Proof: consider D(f(x)  g(x)) = Df(x)  Dg(x) = 0, so f(x) g(x) is in N(T).
Example 2: Solving a system of homogeneous
linear equations. This was connected to finding the null space of a
linear trasnformation connected to a matrix. Then what about a non homogeneous
system with the same matrix. Result: If z is a solution of the non homogeneous
system of linear equations and z ' is another solution, then z' = z + n where
n is a solution to the homogeneous system.
General Proposition: T:V>W. If b is a vector in W and a is in V with T(a) = b, then T^{1}(b} = {v in V: v = a +n where n is in N(T)} = a + N(T)
Comment: a + N(T) is called the coset of a mod N(T)...these are analogous to lines in R^{2}. More on this later in the course.
Major result of the day: Suppose T:V>W and V is
a finite dimensional v.s. over F. Then N(T) and R(T) are also finite dimensional
and Dim(V) = Dim (N(T)) + Dim(R(T)).
Proof: Done in class see text: Outline: start with a basis C for N(T)
and extend this to a basis B for V. Show that T(BC) is a basis
for R(T).
Next: Monday. Oct.6. Matrices and Linear transformations. (with Dr. B).
M_{B}^{B}(T)=  ( 
 ) 
M_{B}^{B}(T^{n})=[M_{B}^{B}(T)]^{n}=  ( 
 )^{n}  = 

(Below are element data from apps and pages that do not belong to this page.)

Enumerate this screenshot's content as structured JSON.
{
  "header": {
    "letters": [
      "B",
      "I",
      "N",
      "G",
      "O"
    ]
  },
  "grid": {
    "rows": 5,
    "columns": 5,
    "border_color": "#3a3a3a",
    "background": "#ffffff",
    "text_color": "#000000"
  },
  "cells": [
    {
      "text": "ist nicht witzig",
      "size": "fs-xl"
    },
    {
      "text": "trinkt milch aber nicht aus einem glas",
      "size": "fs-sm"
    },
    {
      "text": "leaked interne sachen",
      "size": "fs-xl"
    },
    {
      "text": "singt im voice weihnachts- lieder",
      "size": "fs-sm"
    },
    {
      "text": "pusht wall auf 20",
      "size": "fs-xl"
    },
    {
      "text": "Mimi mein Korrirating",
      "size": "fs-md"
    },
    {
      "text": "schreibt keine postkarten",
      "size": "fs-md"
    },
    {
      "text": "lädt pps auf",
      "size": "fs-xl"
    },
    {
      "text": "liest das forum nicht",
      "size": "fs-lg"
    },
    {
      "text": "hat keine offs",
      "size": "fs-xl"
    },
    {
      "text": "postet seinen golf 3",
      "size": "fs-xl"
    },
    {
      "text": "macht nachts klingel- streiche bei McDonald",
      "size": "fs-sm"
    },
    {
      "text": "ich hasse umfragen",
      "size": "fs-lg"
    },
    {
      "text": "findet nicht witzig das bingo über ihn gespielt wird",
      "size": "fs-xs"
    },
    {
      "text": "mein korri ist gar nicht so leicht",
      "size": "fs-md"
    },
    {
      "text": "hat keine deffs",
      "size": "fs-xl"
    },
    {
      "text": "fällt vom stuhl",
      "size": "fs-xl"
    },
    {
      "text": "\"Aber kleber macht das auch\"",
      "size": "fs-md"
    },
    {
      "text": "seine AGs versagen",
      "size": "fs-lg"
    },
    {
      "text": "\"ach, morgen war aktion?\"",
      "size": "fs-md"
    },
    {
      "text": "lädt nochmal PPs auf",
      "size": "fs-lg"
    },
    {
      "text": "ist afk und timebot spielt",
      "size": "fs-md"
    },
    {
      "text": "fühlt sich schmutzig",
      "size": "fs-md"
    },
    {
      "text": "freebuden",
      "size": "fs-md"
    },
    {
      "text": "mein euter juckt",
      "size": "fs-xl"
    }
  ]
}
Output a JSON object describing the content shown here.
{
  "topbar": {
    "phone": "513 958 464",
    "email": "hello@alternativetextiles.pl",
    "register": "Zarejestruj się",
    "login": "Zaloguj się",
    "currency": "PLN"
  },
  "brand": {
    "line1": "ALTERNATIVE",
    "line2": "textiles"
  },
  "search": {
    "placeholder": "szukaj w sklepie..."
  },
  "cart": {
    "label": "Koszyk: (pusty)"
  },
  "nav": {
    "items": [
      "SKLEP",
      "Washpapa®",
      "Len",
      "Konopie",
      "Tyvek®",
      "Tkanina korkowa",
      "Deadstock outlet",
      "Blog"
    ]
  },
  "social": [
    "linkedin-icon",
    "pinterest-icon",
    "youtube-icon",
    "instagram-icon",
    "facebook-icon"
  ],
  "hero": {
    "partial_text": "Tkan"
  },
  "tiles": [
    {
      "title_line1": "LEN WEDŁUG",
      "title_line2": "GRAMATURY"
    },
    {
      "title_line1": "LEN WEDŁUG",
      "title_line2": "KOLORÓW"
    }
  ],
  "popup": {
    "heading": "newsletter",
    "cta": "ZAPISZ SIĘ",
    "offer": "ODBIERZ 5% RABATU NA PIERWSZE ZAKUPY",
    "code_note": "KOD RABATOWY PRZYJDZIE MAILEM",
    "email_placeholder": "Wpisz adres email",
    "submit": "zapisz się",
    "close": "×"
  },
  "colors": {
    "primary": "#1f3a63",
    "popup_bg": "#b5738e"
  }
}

M_{E}^{E}(T)=  ( 

) 
M_{B}^{E}(Id)=  ( 

) 
M_{B}^{B}(T)=  ( 

) 
The Division Algorithm, [proof?]